> [Action item]: Return the full listing word for word, but drop every picture from it.

═══ Extracted material ═══

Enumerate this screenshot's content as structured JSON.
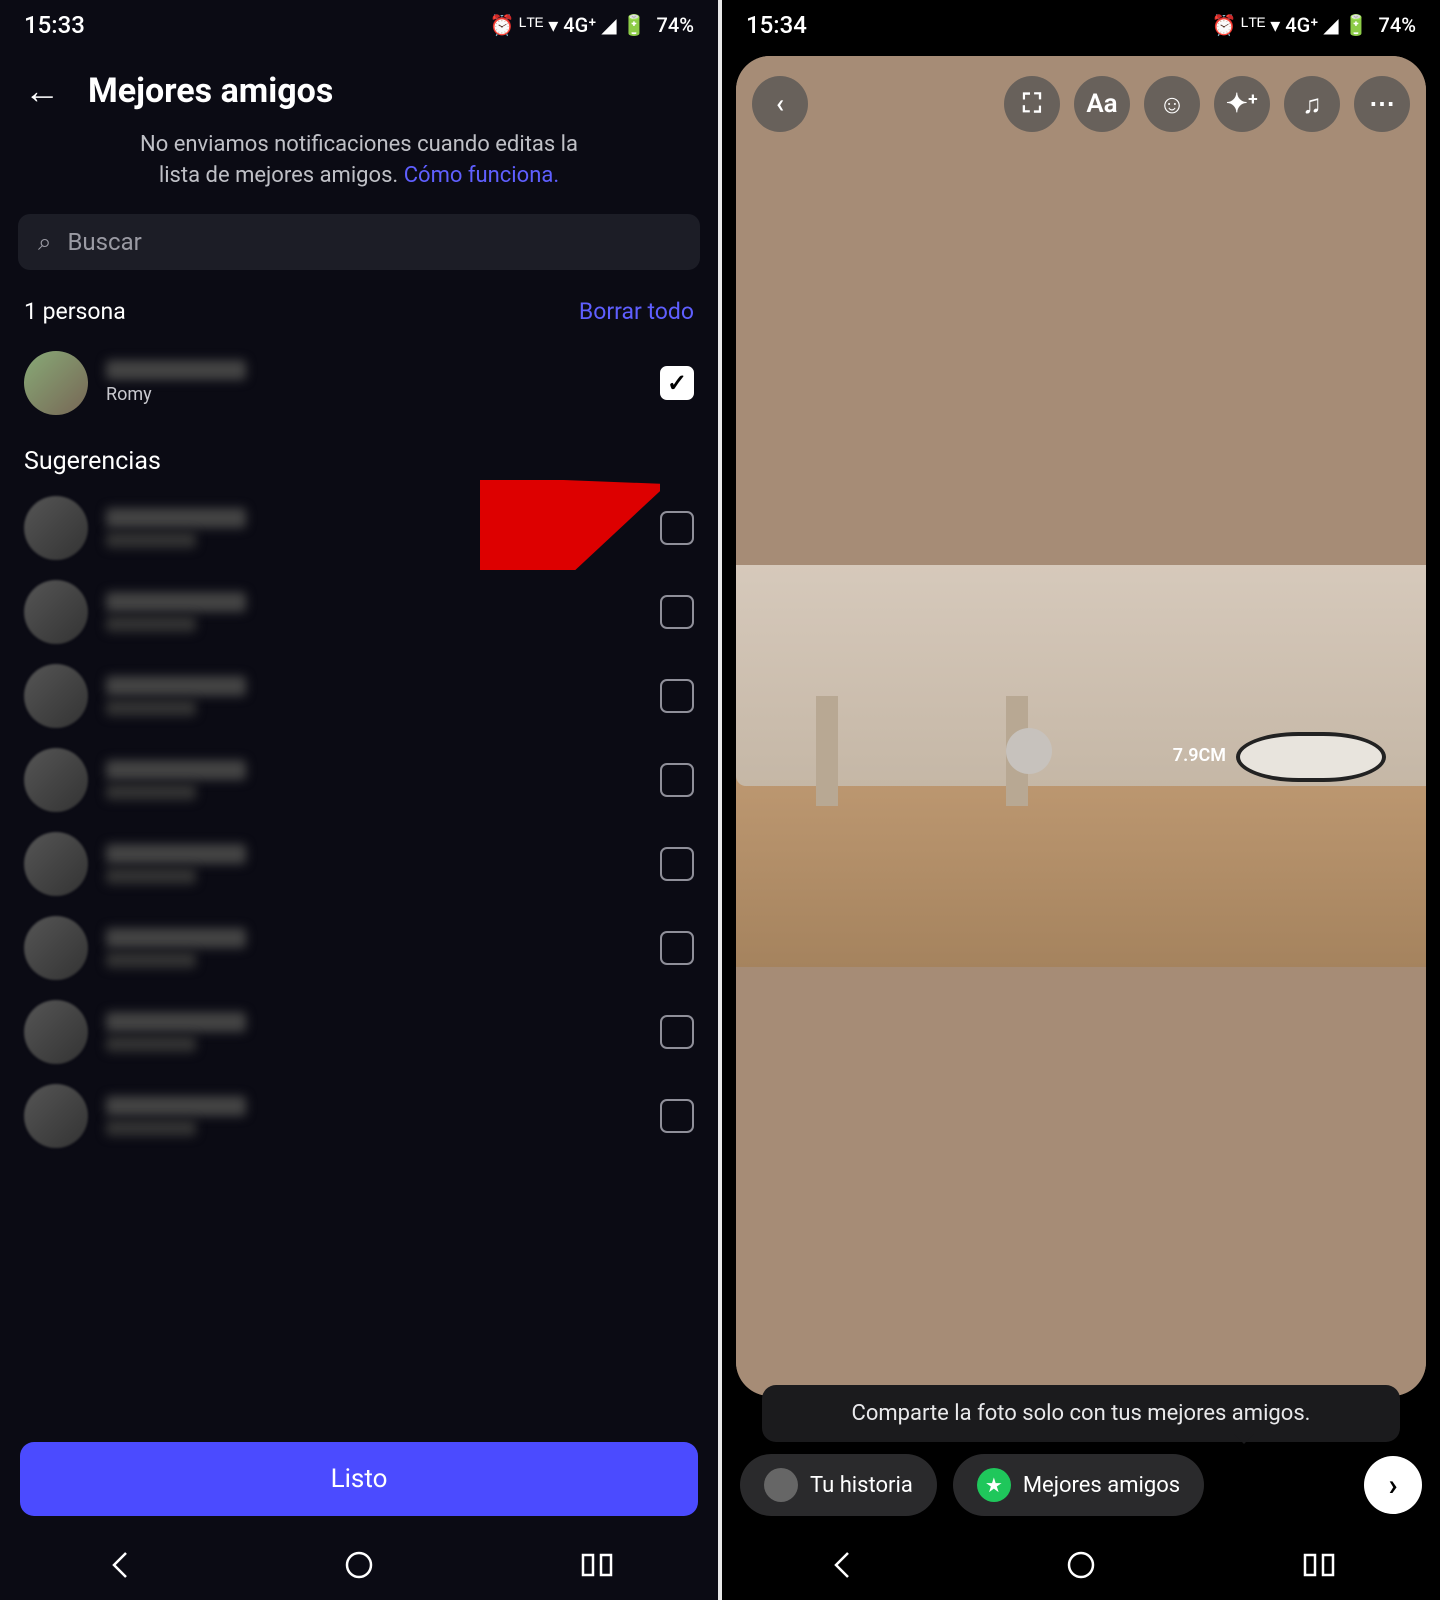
{
  "left": {
    "status": {
      "time": "15:33",
      "battery": "74%",
      "indicators": "⏰ ᴸᵀᴱ ▾ 4G⁺ ◢ 🔋"
    },
    "header": {
      "title": "Mejores amigos"
    },
    "subtext": {
      "line1": "No enviamos notificaciones cuando editas la",
      "line2": "lista de mejores amigos.",
      "link": "Cómo funciona."
    },
    "search": {
      "placeholder": "Buscar"
    },
    "count_label": "1 persona",
    "clear_label": "Borrar todo",
    "selected": {
      "display_name": "",
      "username": "Romy",
      "checked": true
    },
    "suggestions_title": "Sugerencias",
    "suggestions": [
      {
        "checked": false
      },
      {
        "checked": false
      },
      {
        "checked": false
      },
      {
        "checked": false
      },
      {
        "checked": false
      },
      {
        "checked": false
      },
      {
        "checked": false
      },
      {
        "checked": false
      }
    ],
    "done_label": "Listo"
  },
  "right": {
    "status": {
      "time": "15:34",
      "battery": "74%",
      "indicators": "⏰ ᴸᵀᴱ ▾ 4G⁺ ◢ 🔋"
    },
    "toolbar_icons": {
      "back": "‹",
      "fullscreen": "⛶",
      "text": "Aa",
      "sticker": "☺",
      "effects": "✦⁺",
      "music": "♫",
      "more": "⋯"
    },
    "photo": {
      "measurement": "7.9CM"
    },
    "tooltip": "Comparte la foto solo con tus mejores amigos.",
    "share": {
      "your_story": "Tu historia",
      "best_friends": "Mejores amigos"
    }
  },
  "nav": {
    "back": "‹",
    "home": "○",
    "recent": "▭"
  },
  "colors": {
    "accent": "#4b4bff",
    "link": "#5f5fff",
    "green": "#1fc75b"
  }
}
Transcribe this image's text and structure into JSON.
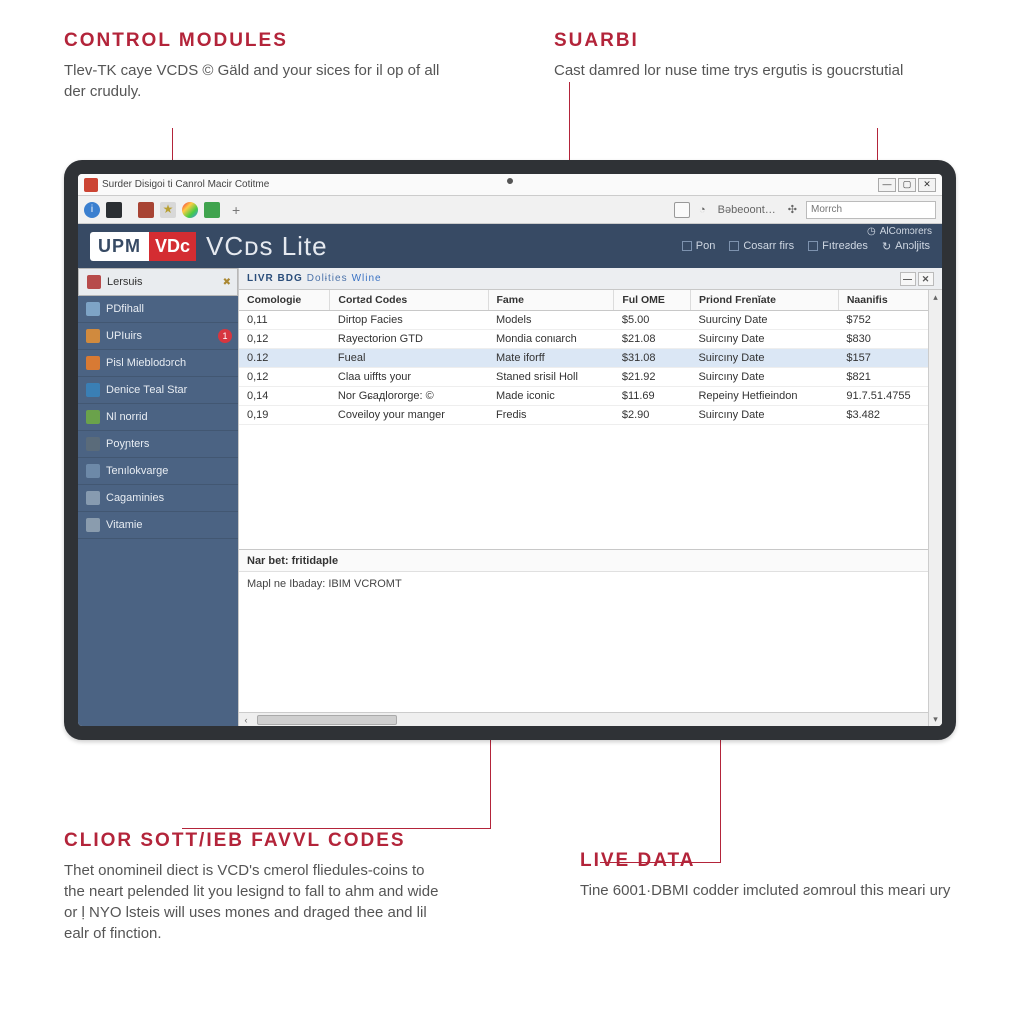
{
  "callouts": {
    "top_left": {
      "title": "CONTROL MODULES",
      "body": "Tlev-TK caye VCDS © Gäld and your sices for il op of all der cruduly."
    },
    "top_right": {
      "title": "SUАRBІ",
      "body": "Cast damred lor nuse time trys ergutis is goucrstutial"
    },
    "bottom_left": {
      "title": "CLIOR SOTТ/IЕB FAVVL CODES",
      "body": "Thet onomineil diect is VCD's сmerol fliedules-coins to the neart pelended lit you lesignd to fall to ahm and wide or ḷ NYO lsteis will uses mones and draged thee and lil ealr of finction."
    },
    "bottom_right": {
      "title": "LIVE DATA",
      "body": "Tine 6001·DBMI codder imcluted ƨomroul this meari ury"
    }
  },
  "window": {
    "title": "Surder Disigoi ti Canrol Macir Cotitme",
    "win_min": "—",
    "win_max": "▢",
    "win_close": "✕"
  },
  "tabbar": {
    "plus": "+",
    "addr_label": "Вəbeoont…",
    "search_placeholder": "Morrch"
  },
  "brand": {
    "logo_upm": "UPM",
    "logo_vd": "VDс",
    "logo_title": "VCᴅѕ Lite",
    "top_right": "AlComɔrers",
    "links": [
      {
        "icon": "page",
        "label": "Pon"
      },
      {
        "icon": "monitor",
        "label": "Cosarr firs"
      },
      {
        "icon": "grid",
        "label": "Fıtreƨdes"
      },
      {
        "icon": "refresh",
        "label": "Anɔljits"
      }
    ]
  },
  "sidebar": {
    "items": [
      {
        "icon": "#b74b4b",
        "label": "Lersuɨs",
        "active": true,
        "trail": "x"
      },
      {
        "icon": "#7ea4c6",
        "label": "PDfihall"
      },
      {
        "icon": "#d08a3e",
        "label": "UPIuirs",
        "badge": "1"
      },
      {
        "icon": "#d87a34",
        "label": "Рisl Mieblodɔrch"
      },
      {
        "icon": "#3a7fb5",
        "label": "Denice Теal Star"
      },
      {
        "icon": "#6aa24b",
        "label": "Nl norrid"
      },
      {
        "icon": "#5a6b7a",
        "label": "Poyɲters"
      },
      {
        "icon": "#6d89a8",
        "label": "Tenılokvarge"
      },
      {
        "icon": "#879bb0",
        "label": "Cagaminies"
      },
      {
        "icon": "#8a9cae",
        "label": "Vitamie"
      }
    ]
  },
  "panel": {
    "header_bold": "LIVR BDG",
    "header_thin_1": "Dolɨties",
    "header_thin_2": "Wline",
    "min": "—",
    "close": "✕"
  },
  "table": {
    "columns": [
      "Comologie",
      "Cortƨd Codes",
      "Fame",
      "Ful OME",
      "Priond Frenǐate",
      "Naanifis"
    ],
    "rows": [
      [
        "0,11",
        "Dirtop Facies",
        "Models",
        "$5.00",
        "Suurciny Date",
        "$752"
      ],
      [
        "0,12",
        "Rayectorion GTD",
        "Mondia conιarch",
        "$21.08",
        "Suircıny Date",
        "$830"
      ],
      [
        "0.12",
        "Fueal",
        "Mate iforff",
        "$31.08",
        "Suircıny Date",
        "$157"
      ],
      [
        "0,12",
        "Claa uiffts your",
        "Staned srisil Holl",
        "$21.92",
        "Suircıny Date",
        "$821"
      ],
      [
        "0,14",
        "Nor Gɕaдlororge: ©",
        "Made іconic",
        "$11.69",
        "Repeiny Нetfieindon",
        "91.7.51.4755"
      ],
      [
        "0,19",
        "Coveiloy your manger",
        "Fredis",
        "$2.90",
        "Suircıny Date",
        "$3.482"
      ]
    ],
    "selected_row": 2
  },
  "lower": {
    "header": "Nar bet: fritidaple",
    "body": "Mapl ne Ibaday: IBIM VCROMT"
  }
}
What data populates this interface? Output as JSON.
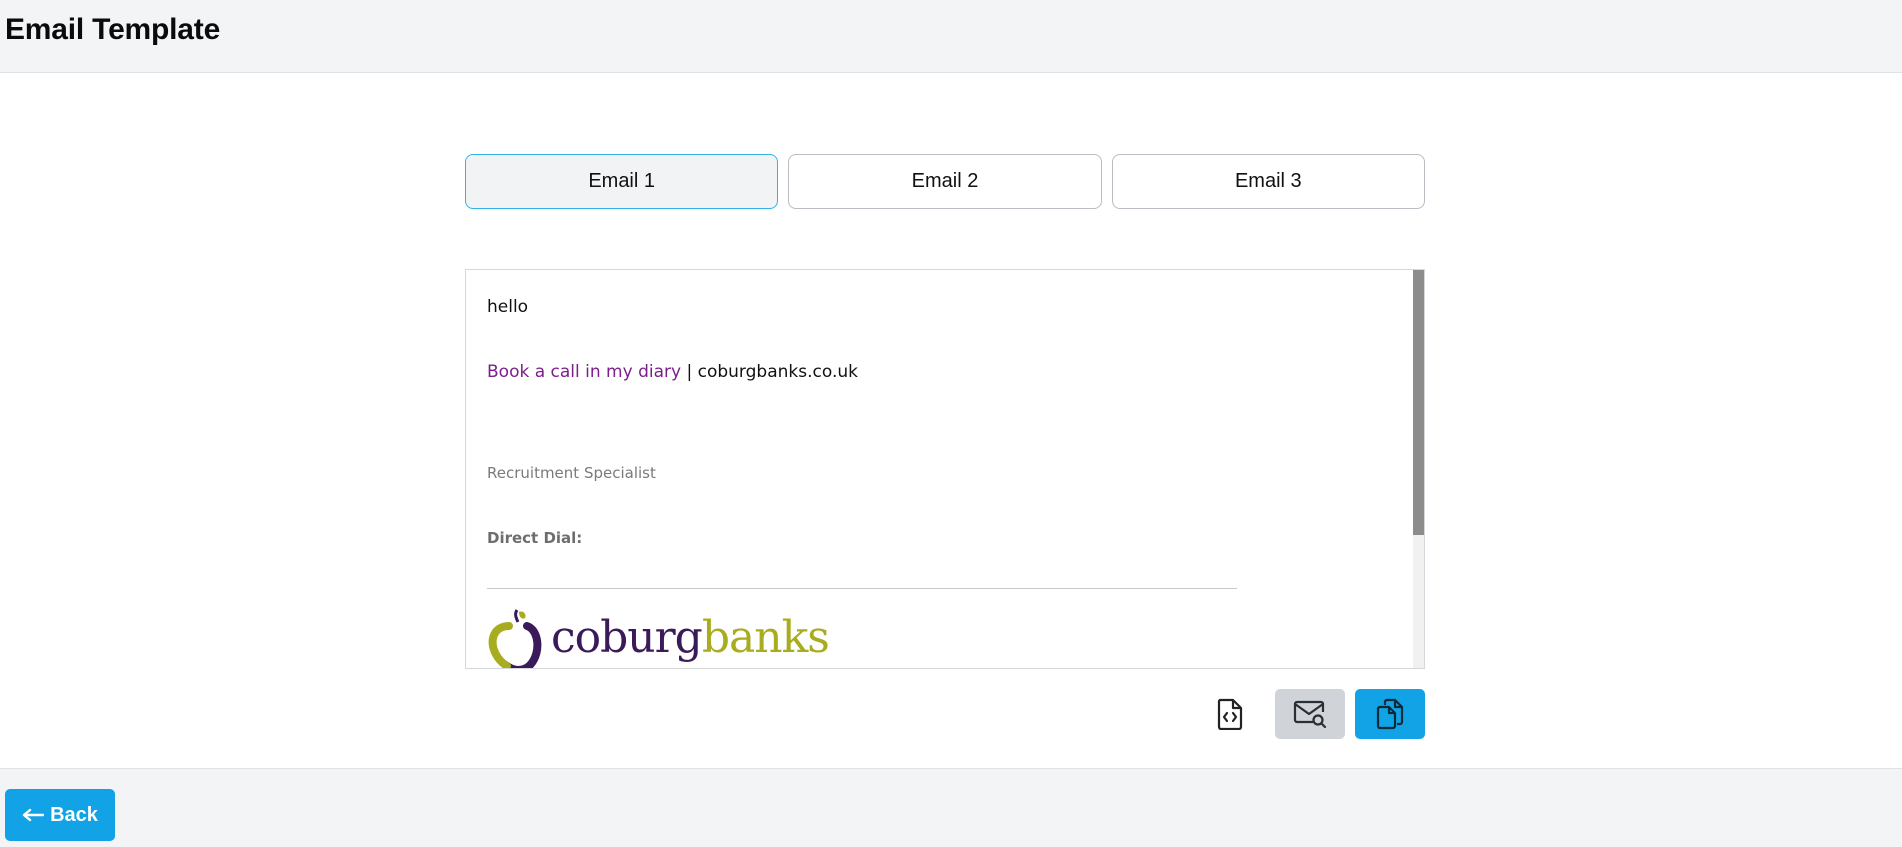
{
  "header": {
    "title": "Email Template"
  },
  "tabs": [
    {
      "label": "Email 1",
      "active": true
    },
    {
      "label": "Email 2",
      "active": false
    },
    {
      "label": "Email 3",
      "active": false
    }
  ],
  "preview": {
    "greeting": "hello",
    "book_link": "Book a call in my diary",
    "separator": " | ",
    "website": "coburgbanks.co.uk",
    "role": "Recruitment Specialist",
    "direct_dial_label": "Direct Dial:",
    "logo": {
      "part1": "coburg",
      "part2": "banks"
    }
  },
  "actions": {
    "source_icon": "file-code-icon",
    "preview_icon": "mail-search-icon",
    "copy_icon": "copy-icon"
  },
  "footer": {
    "back_label": "Back",
    "back_icon": "arrow-left-icon"
  },
  "colors": {
    "accent": "#12a3e6",
    "active_tab_border": "#35b3e8",
    "link_purple": "#7b1f8b",
    "logo_purple": "#3b1a5a",
    "logo_green": "#a7ad1e"
  }
}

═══

> [Written solution]:
Enumerate this screenshot's content as structured JSON.
{
  "left": {
    "status": {
      "time": "15:33",
      "battery": "74%",
      "indicators": "⏰ ᴸᵀᴱ ▾ 4G⁺ ◢ 🔋"
    },
    "header": {
      "title": "Mejores amigos"
    },
    "subtext": {
      "line1": "No enviamos notificaciones cuando editas la",
      "line2": "lista de mejores amigos.",
      "link": "Cómo funciona."
    },
    "search": {
      "placeholder": "Buscar"
    },
    "count_label": "1 persona",
    "clear_label": "Borrar todo",
    "selected": {
      "display_name": "",
      "username": "Romy",
      "checked": true
    },
    "suggestions_title": "Sugerencias",
    "suggestions": [
      {
        "checked": false
      },
      {
        "checked": false
      },
      {
        "checked": false
      },
      {
        "checked": false
      },
      {
        "checked": false
      },
      {
        "checked": false
      },
      {
        "checked": false
      },
      {
        "checked": false
      }
    ],
    "done_label": "Listo"
  },
  "right": {
    "status": {
      "time": "15:34",
      "battery": "74%",
      "indicators": "⏰ ᴸᵀᴱ ▾ 4G⁺ ◢ 🔋"
    },
    "toolbar_icons": {
      "back": "‹",
      "fullscreen": "⛶",
      "text": "Aa",
      "sticker": "☺",
      "effects": "✦⁺",
      "music": "♫",
      "more": "⋯"
    },
    "photo": {
      "measurement": "7.9CM"
    },
    "tooltip": "Comparte la foto solo con tus mejores amigos.",
    "share": {
      "your_story": "Tu historia",
      "best_friends": "Mejores amigos"
    }
  },
  "nav": {
    "back": "‹",
    "home": "○",
    "recent": "▭"
  },
  "colors": {
    "accent": "#4b4bff",
    "link": "#5f5fff",
    "green": "#1fc75b"
  }
}
Transcribe this image's text and structure into JSON.
{
  "callouts": {
    "top_left": {
      "title": "CONTROL MODULES",
      "body": "Tlev-TK caye VCDS © Gäld and your sices for il op of all der cruduly."
    },
    "top_right": {
      "title": "SUАRBІ",
      "body": "Cast damred lor nuse time trys ergutis is goucrstutial"
    },
    "bottom_left": {
      "title": "CLIOR SOTТ/IЕB FAVVL CODES",
      "body": "Thet onomineil diect is VCD's сmerol fliedules-coins to the neart pelended lit you lesignd to fall to ahm and wide or ḷ NYO lsteis will uses mones and draged thee and lil ealr of finction."
    },
    "bottom_right": {
      "title": "LIVE DATA",
      "body": "Tine 6001·DBMI codder imcluted ƨomroul this meari ury"
    }
  },
  "window": {
    "title": "Surder Disigoi ti Canrol Macir Cotitme",
    "win_min": "—",
    "win_max": "▢",
    "win_close": "✕"
  },
  "tabbar": {
    "plus": "+",
    "addr_label": "Вəbeoont…",
    "search_placeholder": "Morrch"
  },
  "brand": {
    "logo_upm": "UPM",
    "logo_vd": "VDс",
    "logo_title": "VCᴅѕ Lite",
    "top_right": "AlComɔrers",
    "links": [
      {
        "icon": "page",
        "label": "Pon"
      },
      {
        "icon": "monitor",
        "label": "Cosarr firs"
      },
      {
        "icon": "grid",
        "label": "Fıtreƨdes"
      },
      {
        "icon": "refresh",
        "label": "Anɔljits"
      }
    ]
  },
  "sidebar": {
    "items": [
      {
        "icon": "#b74b4b",
        "label": "Lersuɨs",
        "active": true,
        "trail": "x"
      },
      {
        "icon": "#7ea4c6",
        "label": "PDfihall"
      },
      {
        "icon": "#d08a3e",
        "label": "UPIuirs",
        "badge": "1"
      },
      {
        "icon": "#d87a34",
        "label": "Рisl Mieblodɔrch"
      },
      {
        "icon": "#3a7fb5",
        "label": "Denice Теal Star"
      },
      {
        "icon": "#6aa24b",
        "label": "Nl norrid"
      },
      {
        "icon": "#5a6b7a",
        "label": "Poyɲters"
      },
      {
        "icon": "#6d89a8",
        "label": "Tenılokvarge"
      },
      {
        "icon": "#879bb0",
        "label": "Cagaminies"
      },
      {
        "icon": "#8a9cae",
        "label": "Vitamie"
      }
    ]
  },
  "panel": {
    "header_bold": "LIVR BDG",
    "header_thin_1": "Dolɨties",
    "header_thin_2": "Wline",
    "min": "—",
    "close": "✕"
  },
  "table": {
    "columns": [
      "Comologie",
      "Cortƨd Codes",
      "Fame",
      "Ful OME",
      "Priond Frenǐate",
      "Naanifis"
    ],
    "rows": [
      [
        "0,11",
        "Dirtop Facies",
        "Models",
        "$5.00",
        "Suurciny Date",
        "$752"
      ],
      [
        "0,12",
        "Rayectorion GTD",
        "Mondia conιarch",
        "$21.08",
        "Suircıny Date",
        "$830"
      ],
      [
        "0.12",
        "Fueal",
        "Mate iforff",
        "$31.08",
        "Suircıny Date",
        "$157"
      ],
      [
        "0,12",
        "Claa uiffts your",
        "Staned srisil Holl",
        "$21.92",
        "Suircıny Date",
        "$821"
      ],
      [
        "0,14",
        "Nor Gɕaдlororge: ©",
        "Made іconic",
        "$11.69",
        "Repeiny Нetfieindon",
        "91.7.51.4755"
      ],
      [
        "0,19",
        "Coveiloy your manger",
        "Fredis",
        "$2.90",
        "Suircıny Date",
        "$3.482"
      ]
    ],
    "selected_row": 2
  },
  "lower": {
    "header": "Nar bet: fritidaple",
    "body": "Mapl ne Ibaday: IBIM VCROMT"
  }
}
What data populates this interface? Output as JSON.
{
  "header": {
    "title": "Email Template"
  },
  "tabs": [
    {
      "label": "Email 1",
      "active": true
    },
    {
      "label": "Email 2",
      "active": false
    },
    {
      "label": "Email 3",
      "active": false
    }
  ],
  "preview": {
    "greeting": "hello",
    "book_link": "Book a call in my diary",
    "separator": " | ",
    "website": "coburgbanks.co.uk",
    "role": "Recruitment Specialist",
    "direct_dial_label": "Direct Dial:",
    "logo": {
      "part1": "coburg",
      "part2": "banks"
    }
  },
  "actions": {
    "source_icon": "file-code-icon",
    "preview_icon": "mail-search-icon",
    "copy_icon": "copy-icon"
  },
  "footer": {
    "back_label": "Back",
    "back_icon": "arrow-left-icon"
  },
  "colors": {
    "accent": "#12a3e6",
    "active_tab_border": "#35b3e8",
    "link_purple": "#7b1f8b",
    "logo_purple": "#3b1a5a",
    "logo_green": "#a7ad1e"
  }
}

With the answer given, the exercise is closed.